__Work request__
Every line in the records below that holds the word "组织人事部备案" is to be copied.

[[ Supplied data, beginning ]]

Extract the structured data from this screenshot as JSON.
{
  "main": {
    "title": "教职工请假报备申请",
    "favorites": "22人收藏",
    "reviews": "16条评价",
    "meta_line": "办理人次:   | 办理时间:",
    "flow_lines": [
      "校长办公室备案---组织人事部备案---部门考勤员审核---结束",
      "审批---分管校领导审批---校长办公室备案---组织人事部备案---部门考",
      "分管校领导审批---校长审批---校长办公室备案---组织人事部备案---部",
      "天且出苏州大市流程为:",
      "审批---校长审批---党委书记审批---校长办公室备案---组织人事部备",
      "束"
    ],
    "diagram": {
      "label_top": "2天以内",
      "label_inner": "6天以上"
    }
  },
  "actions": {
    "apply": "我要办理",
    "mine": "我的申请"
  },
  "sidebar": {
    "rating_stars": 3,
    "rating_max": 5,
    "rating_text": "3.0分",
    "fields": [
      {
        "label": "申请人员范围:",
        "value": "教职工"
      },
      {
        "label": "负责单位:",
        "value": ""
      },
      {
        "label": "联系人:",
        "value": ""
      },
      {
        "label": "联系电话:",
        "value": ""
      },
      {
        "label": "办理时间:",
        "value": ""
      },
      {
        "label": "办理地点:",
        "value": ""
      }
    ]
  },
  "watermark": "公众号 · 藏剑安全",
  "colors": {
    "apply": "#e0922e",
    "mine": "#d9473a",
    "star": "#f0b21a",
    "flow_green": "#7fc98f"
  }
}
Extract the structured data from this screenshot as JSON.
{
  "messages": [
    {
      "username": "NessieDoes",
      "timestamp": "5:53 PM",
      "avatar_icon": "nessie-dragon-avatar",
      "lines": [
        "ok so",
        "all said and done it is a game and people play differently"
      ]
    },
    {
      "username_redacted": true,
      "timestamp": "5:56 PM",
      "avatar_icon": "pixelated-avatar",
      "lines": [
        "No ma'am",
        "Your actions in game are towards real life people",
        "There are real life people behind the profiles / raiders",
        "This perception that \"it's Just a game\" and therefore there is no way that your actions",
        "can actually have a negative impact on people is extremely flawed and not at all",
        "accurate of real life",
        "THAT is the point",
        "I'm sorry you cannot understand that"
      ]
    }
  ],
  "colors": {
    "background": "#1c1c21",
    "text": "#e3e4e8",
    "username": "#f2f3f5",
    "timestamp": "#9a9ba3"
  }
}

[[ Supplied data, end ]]

__Your response__
      "校长办公室备案---组织人事部备案---部门考勤员审核---结束",
      "审批---分管校领导审批---校长办公室备案---组织人事部备案---部门考",
      "分管校领导审批---校长审批---校长办公室备案---组织人事部备案---部",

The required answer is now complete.